Technology News 419 - vibration testing of off-road vehicle seats.
Minneapolis, MN: U.S. Department of the Interior, Bureau of Mines, TN 419, 1993 May; :1-2

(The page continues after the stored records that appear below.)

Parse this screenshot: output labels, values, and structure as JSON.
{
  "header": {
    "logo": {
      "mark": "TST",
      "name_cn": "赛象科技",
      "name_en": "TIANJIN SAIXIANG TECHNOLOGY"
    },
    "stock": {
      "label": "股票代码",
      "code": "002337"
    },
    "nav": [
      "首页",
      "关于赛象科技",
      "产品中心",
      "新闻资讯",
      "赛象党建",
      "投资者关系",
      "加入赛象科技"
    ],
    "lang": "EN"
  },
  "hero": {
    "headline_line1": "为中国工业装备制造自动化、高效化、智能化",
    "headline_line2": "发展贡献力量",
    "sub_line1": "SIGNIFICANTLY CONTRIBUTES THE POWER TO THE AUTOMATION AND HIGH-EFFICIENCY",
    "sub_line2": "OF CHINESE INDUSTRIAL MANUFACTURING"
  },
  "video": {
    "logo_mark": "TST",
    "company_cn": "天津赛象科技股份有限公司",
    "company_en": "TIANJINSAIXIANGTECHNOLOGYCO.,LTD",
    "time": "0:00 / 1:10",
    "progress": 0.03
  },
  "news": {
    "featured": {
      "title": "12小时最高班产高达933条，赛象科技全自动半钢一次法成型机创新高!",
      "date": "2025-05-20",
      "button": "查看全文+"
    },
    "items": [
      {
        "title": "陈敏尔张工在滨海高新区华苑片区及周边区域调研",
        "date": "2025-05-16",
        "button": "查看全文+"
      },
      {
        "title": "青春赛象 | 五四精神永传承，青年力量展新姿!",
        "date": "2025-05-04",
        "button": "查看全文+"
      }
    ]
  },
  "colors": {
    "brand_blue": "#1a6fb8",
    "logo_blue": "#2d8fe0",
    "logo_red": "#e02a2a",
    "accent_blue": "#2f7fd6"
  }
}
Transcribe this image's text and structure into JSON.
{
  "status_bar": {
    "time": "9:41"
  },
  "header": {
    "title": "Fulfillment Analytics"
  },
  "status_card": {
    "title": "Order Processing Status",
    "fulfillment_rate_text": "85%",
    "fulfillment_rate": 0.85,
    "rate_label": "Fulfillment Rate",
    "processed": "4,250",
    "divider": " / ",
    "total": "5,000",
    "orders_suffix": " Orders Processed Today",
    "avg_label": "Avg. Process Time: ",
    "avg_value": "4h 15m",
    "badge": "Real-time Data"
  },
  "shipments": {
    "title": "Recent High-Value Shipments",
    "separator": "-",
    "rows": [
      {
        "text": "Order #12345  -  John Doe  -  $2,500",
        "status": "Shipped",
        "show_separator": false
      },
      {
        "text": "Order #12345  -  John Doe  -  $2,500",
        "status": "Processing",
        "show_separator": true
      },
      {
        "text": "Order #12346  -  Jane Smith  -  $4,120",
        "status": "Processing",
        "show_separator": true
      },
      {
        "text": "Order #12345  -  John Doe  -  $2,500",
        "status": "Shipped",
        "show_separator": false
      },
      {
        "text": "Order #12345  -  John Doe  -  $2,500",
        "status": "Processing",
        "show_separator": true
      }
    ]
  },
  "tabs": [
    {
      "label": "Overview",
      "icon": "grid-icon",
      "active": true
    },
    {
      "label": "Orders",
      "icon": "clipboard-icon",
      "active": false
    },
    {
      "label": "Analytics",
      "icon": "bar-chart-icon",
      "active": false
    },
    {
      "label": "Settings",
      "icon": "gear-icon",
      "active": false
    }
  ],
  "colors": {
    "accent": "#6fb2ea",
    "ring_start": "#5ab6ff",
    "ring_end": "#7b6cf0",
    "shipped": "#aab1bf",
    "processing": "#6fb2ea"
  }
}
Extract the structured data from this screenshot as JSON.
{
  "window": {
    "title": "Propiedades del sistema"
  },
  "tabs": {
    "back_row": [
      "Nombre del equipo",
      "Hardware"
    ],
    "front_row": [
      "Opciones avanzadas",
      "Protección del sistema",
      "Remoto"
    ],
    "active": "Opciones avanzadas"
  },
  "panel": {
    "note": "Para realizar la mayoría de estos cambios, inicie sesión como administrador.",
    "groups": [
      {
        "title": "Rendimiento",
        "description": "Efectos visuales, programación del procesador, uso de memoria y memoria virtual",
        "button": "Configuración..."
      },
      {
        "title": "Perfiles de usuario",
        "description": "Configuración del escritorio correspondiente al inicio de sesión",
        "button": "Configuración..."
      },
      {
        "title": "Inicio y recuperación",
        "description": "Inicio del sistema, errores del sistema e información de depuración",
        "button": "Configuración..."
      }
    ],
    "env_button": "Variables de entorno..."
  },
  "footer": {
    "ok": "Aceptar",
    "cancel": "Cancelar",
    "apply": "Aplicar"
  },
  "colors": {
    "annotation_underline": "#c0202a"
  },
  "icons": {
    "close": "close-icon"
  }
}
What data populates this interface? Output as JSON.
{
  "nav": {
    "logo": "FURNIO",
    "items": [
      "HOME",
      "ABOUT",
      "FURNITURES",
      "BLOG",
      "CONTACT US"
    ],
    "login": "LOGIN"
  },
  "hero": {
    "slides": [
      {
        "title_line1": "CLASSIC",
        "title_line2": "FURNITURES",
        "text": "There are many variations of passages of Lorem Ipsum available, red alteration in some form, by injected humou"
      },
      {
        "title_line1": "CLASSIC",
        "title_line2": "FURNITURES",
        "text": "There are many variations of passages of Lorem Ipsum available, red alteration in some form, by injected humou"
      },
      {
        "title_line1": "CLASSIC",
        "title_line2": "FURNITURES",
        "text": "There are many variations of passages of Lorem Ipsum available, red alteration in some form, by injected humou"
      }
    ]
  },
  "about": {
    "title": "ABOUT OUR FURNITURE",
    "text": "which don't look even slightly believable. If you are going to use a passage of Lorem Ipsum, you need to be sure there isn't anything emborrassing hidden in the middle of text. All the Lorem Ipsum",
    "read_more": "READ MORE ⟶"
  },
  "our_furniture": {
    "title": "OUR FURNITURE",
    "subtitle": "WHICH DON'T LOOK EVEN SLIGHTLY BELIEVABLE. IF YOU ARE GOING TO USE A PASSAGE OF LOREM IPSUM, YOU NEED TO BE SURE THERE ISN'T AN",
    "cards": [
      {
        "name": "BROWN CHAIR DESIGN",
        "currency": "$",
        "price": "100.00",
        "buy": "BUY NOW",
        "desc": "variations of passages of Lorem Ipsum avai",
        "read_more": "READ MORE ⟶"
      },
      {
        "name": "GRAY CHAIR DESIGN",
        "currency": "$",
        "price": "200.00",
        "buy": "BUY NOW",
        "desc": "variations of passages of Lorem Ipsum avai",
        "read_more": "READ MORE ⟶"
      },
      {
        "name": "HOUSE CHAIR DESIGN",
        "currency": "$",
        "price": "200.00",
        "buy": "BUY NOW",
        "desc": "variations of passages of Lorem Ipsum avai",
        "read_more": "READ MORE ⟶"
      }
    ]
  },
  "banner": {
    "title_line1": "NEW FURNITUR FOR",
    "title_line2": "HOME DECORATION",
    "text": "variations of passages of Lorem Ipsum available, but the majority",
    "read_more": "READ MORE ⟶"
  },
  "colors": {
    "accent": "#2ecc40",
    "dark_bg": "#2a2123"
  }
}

Objective: Perform laboratory tests to measure the vibration attenuation characteristics of off-road vehicle operator seats for various types of seat suspensions, cushions, and seat adjustment settings. Background: A study was conducted by the U.S. Bureau of Mines to determine the probability of whole-body vibration (WBY) exposure for a large class of off-road machinery operating in surface coal mines. The study determined that more than 40 pct of off-road equipment operators were exposed to WBY exceeding the standard fatigue-decreased-proficiency (FDP) level defined by the International Standards Organization in its guideline ISO standard 2631. The tire-terrain interaction of a moving vehicle generates vibrations that are transmitted through the vehicle suspension, cab mounting, and seat. The final point of transmission of vehicle vibration to the operator is through the seat. A seat that provides good vibration isolation and allows good vehicle control is of prime importance to operator safety and health. Approach: The Bureau conducted vibration tests of four off-road vehicle seats. The study determined the optimal adjustment settings (air pressure, preload setting, etc.) for each seat tested. Two seats employed mechanical suspensions and two seats employed air spring suspensions. The seats were tested using a 22241-N (5,000-pound-force) electrodynamic shaker. The seats were subjected to a swept sine acceleration input. The frequency range tested for the seats was from 0.7 to 10 hertz. Laboratory tests were constructed to simulate the mining vibration environment within the limitations of the test equipment. The seats were tested at maximum vibration levels that never exceeded the 4-hour, FDP exposure time defined in ISO 2631. Mechanical suspension seats were tested with varying seat cushion densities and preload-to-mass ratios (preload settings). Air suspension seats were tested with varying seat cushion densities and air pressure levels. Results: Reported results were transmissibility and the root mean square of the peak accelerations of the seat, with the transmissibility being the ratio of vibrations at the seat cushion to cab floor. Air suspension seats pressurized greater than 552 kilopascal (80 pounds per square inch) provided vibration attenuation over the frequency range tested (0.7 to 10 hertz). Air pressures below 552 kilopascal produced two large transmissibility peaks. The seats employing mechanical suspensions had larger transmissibilities than air suspension seats. In addition, if the mechanical seats' preload adjustment was set greater than the operator's weight, increased vibration transmissibility resulted. The effect of seat cushion density was that greater density cushion material resulted in lower transmissibility peaks but poorer frequency attenuation ability, while lower density material produced greater transmissibility peaks but better frequency attenuation.
Mining-industry; Mining-equipment; Vibration; Vibration-control; Vibration-effects; Injury-prevention
Minneapolis, MN: U.S. Department of the Interior, Bureau of Mines, TN 419